Published weekly in eight pages, the Concordia Sentinel was the official journal of Concordia Parish. It reported a mix of local, national, and international news. Local reporting covered the advent of Prohibition in Louisiana, the establishment of farmers’ cooperative unions, activities of the Concordia Progressive League and district levee board, the social and economic effects of the boll weevil blight on the region, and the north Louisiana oil boom. News from the nation’s capital was highlighted in a “Washington Sidelights” column. Other columns featured short essays on miscellaneous social issues. Fiction, including condensed classics, was printed for readers of all ages, while a fashion column appealed to women.
The Concordia Sentinel’s founder was Josiah L. Rountree, patriarch of a family of north Louisiana newspaper publishers. Upon returning from World War I, Rountree’s son Percy Rountree, Sr., took over as manager and editor. In 1966, Percy Rountree, Jr., sold the paper to Sam Hanna, a well-known local journalist, who moved its operations from Vidalia to the neighboring town of Ferriday.
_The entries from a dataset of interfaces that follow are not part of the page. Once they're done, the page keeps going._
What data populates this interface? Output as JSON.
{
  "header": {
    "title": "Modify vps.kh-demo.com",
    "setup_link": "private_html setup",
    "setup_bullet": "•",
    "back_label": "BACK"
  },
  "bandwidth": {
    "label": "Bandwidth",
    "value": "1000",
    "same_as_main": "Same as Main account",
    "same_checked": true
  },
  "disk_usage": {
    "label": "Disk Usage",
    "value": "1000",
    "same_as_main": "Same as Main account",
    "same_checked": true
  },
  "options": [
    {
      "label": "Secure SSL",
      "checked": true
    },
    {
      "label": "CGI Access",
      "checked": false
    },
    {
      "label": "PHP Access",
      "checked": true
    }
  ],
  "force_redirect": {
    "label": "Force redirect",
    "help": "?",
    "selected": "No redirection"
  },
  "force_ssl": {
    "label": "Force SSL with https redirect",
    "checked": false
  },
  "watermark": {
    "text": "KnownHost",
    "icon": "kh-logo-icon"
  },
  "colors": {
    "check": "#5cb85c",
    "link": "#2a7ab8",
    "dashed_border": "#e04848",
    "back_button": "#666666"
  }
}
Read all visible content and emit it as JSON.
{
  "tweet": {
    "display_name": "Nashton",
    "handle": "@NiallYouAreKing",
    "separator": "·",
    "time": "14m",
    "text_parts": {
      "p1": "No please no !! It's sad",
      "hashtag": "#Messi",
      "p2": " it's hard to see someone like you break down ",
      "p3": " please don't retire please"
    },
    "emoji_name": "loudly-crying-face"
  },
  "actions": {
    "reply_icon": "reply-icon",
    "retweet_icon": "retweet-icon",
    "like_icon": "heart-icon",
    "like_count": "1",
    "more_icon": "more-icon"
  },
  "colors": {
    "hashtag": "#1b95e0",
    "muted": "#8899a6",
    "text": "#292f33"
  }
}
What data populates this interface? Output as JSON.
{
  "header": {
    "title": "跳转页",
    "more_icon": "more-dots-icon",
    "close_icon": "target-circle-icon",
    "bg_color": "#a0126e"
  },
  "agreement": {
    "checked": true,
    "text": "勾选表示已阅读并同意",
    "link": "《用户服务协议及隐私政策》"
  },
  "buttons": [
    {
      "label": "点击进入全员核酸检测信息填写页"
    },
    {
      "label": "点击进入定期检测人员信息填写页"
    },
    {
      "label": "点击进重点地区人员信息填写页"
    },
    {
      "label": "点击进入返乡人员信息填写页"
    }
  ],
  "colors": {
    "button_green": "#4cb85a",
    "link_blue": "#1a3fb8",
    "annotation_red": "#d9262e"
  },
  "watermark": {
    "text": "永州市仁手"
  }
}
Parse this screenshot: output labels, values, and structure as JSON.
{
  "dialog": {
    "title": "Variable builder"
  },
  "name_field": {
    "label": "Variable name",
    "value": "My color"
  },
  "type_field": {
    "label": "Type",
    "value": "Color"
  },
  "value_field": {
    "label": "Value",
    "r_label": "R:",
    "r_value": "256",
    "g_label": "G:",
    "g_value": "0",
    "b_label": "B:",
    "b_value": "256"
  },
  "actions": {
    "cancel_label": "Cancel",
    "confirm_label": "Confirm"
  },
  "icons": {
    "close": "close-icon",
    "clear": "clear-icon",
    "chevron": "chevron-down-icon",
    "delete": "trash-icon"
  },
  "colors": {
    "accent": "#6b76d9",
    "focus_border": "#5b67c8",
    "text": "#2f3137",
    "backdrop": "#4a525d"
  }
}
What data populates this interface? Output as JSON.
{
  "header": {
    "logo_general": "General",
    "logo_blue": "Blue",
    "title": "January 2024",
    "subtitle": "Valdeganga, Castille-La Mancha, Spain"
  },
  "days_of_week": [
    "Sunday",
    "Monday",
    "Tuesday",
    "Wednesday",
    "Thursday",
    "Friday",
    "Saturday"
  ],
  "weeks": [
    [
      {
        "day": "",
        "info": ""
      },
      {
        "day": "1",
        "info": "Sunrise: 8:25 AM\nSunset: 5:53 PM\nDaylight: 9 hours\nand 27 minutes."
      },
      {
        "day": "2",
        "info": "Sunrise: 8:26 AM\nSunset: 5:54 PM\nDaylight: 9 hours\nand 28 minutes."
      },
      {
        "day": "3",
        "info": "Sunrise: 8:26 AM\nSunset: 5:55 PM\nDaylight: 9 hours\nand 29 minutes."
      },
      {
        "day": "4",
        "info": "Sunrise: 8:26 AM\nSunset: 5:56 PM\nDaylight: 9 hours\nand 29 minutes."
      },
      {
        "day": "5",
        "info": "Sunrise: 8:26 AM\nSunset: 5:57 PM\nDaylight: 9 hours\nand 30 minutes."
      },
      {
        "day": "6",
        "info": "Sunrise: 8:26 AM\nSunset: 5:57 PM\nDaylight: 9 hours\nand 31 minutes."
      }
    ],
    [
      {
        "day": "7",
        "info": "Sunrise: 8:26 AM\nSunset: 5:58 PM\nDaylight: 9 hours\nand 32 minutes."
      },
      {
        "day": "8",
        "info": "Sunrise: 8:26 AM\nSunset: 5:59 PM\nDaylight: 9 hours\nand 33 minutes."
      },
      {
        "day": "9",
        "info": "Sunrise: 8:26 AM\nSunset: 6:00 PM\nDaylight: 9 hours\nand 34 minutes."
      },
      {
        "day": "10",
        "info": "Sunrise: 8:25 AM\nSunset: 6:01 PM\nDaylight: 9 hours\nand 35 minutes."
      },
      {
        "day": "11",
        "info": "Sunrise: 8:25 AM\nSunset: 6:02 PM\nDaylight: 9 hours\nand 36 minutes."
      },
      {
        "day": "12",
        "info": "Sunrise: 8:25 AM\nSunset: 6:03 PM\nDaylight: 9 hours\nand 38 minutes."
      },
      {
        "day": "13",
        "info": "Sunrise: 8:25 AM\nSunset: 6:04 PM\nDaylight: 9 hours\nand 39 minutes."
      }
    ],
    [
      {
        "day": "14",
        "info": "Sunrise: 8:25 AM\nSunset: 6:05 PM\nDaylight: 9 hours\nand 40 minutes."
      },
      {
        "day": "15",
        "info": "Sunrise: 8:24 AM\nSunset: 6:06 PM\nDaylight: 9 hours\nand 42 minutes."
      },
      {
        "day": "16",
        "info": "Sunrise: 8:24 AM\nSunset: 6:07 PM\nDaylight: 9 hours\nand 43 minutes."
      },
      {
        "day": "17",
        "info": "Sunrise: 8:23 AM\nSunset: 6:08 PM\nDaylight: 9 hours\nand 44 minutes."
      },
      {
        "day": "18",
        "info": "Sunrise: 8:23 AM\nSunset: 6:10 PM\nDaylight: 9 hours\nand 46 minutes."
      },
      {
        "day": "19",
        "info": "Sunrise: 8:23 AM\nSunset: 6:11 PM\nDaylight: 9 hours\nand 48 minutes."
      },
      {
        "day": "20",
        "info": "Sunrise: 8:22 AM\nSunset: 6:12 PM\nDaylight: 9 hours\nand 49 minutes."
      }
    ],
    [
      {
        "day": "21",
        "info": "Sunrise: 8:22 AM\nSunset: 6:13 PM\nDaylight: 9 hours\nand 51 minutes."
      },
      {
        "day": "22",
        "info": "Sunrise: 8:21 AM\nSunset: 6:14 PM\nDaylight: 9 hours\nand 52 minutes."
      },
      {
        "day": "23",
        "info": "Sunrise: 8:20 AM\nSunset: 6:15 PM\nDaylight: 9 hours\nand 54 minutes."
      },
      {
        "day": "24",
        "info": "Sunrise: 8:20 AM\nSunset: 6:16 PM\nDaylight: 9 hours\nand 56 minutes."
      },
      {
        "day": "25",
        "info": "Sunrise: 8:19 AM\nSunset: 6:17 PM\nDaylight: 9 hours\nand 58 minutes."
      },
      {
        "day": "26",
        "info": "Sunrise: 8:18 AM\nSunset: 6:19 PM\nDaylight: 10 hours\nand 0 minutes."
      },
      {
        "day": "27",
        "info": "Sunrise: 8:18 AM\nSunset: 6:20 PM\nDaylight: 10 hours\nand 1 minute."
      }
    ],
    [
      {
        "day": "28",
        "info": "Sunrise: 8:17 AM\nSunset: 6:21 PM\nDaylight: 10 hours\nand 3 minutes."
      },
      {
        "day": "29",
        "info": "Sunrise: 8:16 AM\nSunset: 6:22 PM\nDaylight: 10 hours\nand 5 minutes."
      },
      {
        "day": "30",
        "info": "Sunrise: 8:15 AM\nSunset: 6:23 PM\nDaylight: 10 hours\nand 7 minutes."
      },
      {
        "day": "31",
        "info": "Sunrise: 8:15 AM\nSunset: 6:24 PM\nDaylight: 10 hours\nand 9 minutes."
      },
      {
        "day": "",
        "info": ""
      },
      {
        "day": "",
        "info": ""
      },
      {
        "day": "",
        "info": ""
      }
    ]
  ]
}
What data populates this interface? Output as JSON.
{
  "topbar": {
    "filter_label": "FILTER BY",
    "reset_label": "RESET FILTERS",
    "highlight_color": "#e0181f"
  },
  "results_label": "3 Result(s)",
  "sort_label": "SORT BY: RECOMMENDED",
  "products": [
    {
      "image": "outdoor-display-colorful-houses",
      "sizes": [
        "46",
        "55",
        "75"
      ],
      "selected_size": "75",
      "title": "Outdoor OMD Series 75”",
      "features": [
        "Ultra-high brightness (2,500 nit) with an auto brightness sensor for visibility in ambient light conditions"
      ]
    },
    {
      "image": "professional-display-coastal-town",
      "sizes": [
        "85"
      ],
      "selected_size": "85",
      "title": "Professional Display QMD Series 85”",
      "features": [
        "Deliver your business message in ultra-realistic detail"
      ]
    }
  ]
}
It is still in publication as of 2010.
Provided by: Louisiana State University; Baton Rouge, LA